Your objective:
If a line in the listing below has the string "SOLIDWORKS", copy it out.

Data under study:
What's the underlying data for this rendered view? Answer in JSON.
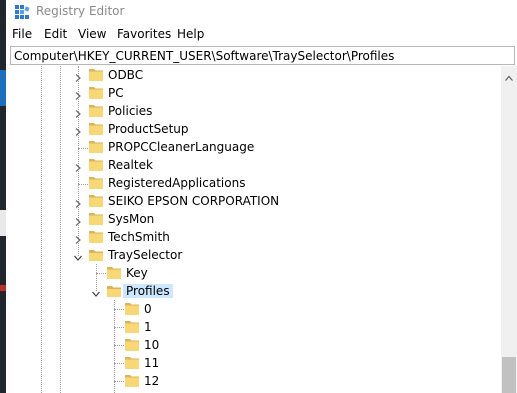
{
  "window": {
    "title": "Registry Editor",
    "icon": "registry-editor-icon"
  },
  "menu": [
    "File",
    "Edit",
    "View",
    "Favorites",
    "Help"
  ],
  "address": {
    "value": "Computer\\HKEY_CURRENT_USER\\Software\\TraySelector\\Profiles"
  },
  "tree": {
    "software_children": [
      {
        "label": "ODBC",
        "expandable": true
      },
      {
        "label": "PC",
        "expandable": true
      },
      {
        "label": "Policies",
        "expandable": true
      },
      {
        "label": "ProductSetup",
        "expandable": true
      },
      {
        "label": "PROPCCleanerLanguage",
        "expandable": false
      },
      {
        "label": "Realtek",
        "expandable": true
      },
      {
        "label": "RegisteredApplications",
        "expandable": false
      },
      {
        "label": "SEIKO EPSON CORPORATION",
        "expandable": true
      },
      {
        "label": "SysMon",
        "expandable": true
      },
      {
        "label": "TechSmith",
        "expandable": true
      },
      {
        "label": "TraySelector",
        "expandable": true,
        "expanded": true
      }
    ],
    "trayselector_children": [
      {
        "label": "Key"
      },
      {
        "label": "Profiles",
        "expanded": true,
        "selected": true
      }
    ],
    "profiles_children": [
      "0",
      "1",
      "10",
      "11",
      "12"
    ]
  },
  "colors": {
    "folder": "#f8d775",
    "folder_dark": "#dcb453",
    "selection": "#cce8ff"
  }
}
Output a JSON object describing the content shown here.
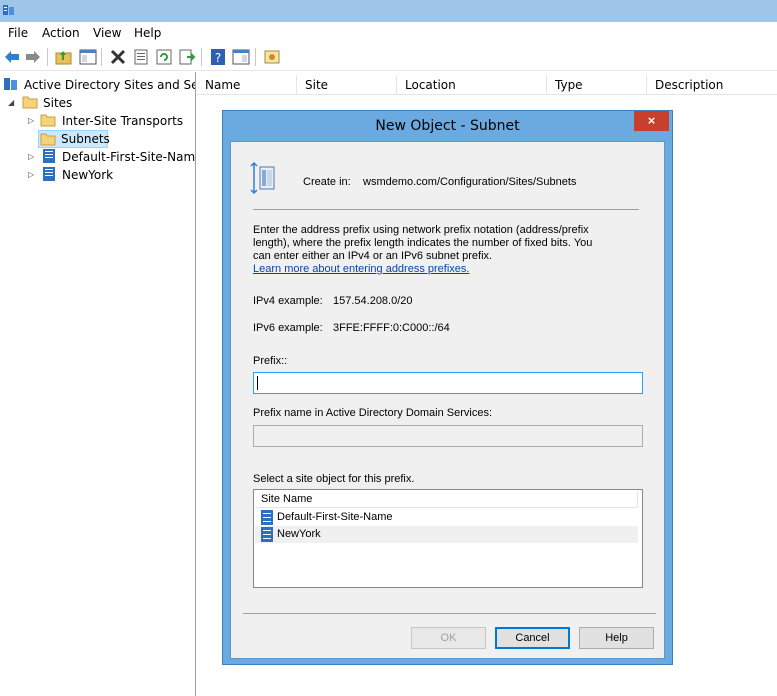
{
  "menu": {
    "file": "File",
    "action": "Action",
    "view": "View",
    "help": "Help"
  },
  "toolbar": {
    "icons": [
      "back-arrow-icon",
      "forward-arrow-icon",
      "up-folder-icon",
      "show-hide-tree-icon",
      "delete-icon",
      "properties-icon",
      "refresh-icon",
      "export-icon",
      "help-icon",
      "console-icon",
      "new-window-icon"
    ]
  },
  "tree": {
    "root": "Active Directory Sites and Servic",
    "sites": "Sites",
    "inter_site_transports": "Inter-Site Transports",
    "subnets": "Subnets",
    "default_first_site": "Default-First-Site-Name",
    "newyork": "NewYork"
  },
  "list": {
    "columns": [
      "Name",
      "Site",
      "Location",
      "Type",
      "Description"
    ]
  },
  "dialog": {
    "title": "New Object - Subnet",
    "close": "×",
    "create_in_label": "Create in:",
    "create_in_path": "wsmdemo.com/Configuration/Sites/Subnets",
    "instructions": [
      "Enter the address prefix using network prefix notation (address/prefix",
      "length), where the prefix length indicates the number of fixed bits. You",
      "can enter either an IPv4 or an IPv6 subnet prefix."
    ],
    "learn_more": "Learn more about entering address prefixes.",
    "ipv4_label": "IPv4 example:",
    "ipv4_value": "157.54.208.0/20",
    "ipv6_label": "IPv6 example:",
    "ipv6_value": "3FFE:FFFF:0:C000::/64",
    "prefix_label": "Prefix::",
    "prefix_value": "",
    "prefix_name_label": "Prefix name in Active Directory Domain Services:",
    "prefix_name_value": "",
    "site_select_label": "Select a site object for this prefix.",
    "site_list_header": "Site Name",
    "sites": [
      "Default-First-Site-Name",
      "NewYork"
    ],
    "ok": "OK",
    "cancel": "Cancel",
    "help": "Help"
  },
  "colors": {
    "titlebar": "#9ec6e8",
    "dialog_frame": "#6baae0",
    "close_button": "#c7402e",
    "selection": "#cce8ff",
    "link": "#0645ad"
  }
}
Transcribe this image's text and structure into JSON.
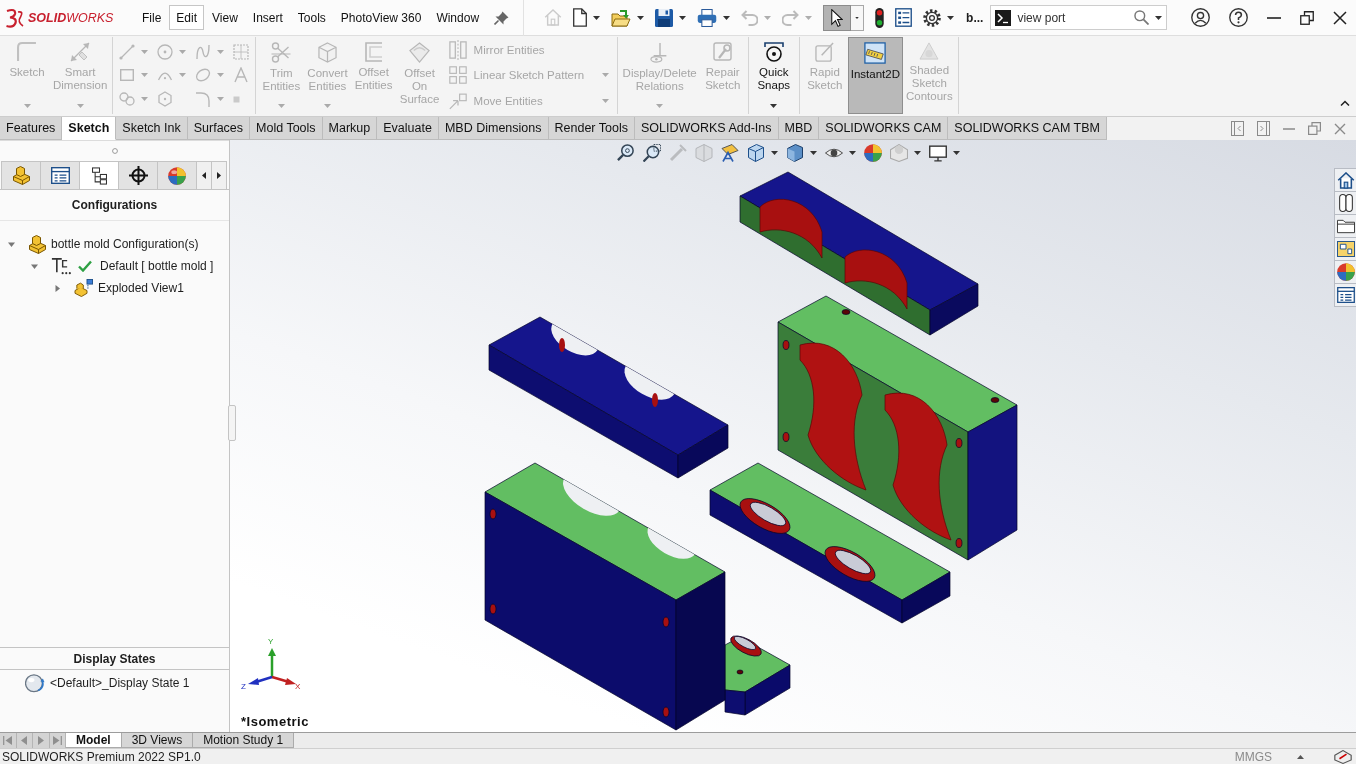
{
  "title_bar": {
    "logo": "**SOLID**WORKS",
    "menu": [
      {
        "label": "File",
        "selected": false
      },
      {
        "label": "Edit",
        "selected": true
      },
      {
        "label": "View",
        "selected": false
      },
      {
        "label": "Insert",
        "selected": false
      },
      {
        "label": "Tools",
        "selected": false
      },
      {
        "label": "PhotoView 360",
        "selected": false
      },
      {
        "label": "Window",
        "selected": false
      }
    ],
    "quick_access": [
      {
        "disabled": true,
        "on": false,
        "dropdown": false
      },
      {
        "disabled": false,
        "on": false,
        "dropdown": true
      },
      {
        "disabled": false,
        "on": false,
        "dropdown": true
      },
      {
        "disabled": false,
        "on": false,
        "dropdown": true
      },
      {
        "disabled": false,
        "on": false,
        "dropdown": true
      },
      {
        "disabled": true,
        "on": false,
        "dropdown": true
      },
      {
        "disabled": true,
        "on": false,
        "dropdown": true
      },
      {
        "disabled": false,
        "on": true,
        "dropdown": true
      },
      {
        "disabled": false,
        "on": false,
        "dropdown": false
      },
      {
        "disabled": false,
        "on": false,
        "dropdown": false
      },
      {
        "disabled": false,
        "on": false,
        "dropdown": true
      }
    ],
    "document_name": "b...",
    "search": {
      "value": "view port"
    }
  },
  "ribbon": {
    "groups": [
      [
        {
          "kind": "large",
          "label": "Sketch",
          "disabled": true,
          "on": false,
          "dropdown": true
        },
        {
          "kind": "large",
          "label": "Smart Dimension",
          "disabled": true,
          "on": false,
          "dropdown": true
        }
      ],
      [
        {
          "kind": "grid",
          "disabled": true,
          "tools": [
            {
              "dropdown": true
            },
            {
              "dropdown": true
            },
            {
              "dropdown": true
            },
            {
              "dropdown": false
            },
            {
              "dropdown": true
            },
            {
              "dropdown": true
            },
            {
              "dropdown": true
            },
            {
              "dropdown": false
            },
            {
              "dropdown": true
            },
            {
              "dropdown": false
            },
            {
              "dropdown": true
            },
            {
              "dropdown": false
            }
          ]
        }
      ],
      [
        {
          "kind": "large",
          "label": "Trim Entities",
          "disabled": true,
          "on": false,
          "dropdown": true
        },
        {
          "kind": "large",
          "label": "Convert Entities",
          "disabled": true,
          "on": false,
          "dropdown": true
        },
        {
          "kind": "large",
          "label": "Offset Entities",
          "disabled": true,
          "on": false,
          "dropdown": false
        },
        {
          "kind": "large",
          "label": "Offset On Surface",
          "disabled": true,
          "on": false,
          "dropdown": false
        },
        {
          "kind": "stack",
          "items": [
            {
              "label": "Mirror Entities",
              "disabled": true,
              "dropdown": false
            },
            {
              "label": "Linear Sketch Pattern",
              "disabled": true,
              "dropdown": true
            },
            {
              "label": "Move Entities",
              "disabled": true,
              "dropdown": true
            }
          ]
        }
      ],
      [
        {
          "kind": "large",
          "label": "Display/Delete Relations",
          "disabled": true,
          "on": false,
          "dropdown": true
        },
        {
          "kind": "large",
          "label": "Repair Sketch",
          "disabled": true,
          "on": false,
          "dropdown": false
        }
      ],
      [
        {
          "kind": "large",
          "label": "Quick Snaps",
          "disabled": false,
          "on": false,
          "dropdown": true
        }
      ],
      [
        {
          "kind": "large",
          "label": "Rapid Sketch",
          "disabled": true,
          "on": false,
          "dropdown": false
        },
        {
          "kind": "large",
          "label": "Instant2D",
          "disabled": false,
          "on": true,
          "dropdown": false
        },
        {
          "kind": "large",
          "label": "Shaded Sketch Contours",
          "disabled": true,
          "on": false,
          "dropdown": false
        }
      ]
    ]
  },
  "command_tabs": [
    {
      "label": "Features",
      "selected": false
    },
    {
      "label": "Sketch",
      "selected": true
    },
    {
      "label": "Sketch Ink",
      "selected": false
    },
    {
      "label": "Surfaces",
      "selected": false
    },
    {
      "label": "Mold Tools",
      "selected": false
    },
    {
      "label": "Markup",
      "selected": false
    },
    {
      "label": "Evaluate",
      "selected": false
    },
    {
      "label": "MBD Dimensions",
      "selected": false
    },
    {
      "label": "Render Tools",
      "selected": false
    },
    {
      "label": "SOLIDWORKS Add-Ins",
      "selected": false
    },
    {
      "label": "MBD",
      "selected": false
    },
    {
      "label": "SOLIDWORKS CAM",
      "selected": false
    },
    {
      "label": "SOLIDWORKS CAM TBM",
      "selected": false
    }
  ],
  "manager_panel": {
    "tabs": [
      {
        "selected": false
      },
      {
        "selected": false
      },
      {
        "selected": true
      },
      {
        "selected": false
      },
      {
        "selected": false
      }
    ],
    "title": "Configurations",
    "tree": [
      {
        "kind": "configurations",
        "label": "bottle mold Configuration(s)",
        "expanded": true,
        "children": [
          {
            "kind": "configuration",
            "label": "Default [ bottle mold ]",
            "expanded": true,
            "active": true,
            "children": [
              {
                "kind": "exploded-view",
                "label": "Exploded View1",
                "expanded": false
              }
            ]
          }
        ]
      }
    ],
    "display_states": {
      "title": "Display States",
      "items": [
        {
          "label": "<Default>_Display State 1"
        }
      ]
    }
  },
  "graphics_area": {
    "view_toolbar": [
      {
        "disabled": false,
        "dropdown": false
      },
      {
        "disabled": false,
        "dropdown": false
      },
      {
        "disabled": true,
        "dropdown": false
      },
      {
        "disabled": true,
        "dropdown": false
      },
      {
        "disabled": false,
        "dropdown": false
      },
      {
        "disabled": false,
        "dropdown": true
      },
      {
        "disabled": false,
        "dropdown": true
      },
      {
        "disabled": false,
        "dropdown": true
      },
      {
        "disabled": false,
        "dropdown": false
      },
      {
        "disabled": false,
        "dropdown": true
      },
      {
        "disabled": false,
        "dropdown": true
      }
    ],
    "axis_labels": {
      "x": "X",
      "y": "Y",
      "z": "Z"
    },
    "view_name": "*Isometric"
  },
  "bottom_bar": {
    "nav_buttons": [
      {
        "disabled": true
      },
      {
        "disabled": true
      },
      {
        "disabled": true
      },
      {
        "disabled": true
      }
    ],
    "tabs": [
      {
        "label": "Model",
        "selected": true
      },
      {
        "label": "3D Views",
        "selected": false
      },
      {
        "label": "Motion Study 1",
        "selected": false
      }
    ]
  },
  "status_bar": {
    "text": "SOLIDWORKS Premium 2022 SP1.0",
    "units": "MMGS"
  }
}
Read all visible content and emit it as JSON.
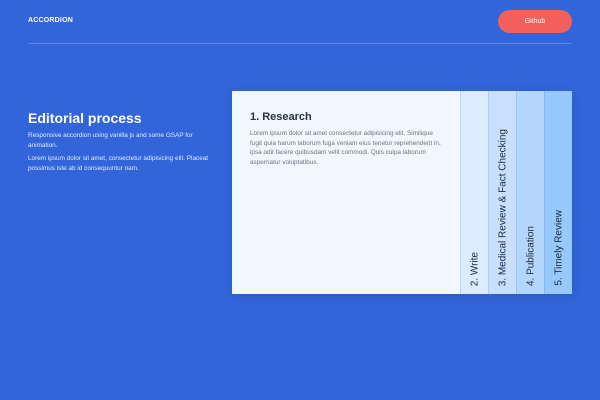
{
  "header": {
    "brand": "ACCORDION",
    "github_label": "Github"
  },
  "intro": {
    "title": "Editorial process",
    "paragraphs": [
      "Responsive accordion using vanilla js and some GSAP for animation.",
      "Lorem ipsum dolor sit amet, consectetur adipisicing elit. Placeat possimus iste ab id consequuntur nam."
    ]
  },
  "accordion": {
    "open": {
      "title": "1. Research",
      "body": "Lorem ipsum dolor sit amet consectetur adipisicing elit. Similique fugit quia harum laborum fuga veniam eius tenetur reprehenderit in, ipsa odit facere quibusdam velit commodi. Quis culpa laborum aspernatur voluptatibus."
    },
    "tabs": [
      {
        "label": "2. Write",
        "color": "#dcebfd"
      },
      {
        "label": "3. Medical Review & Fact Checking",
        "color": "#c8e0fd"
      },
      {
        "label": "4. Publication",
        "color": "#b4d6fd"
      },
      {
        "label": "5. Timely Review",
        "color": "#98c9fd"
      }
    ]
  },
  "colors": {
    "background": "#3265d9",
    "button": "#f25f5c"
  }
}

Response area:
      "label": "SOLIDWORKS Add-Ins",
      "label": "SOLIDWORKS CAM",
      "label": "SOLIDWORKS CAM TBM",
    "text": "SOLIDWORKS Premium 2022 SP1.0",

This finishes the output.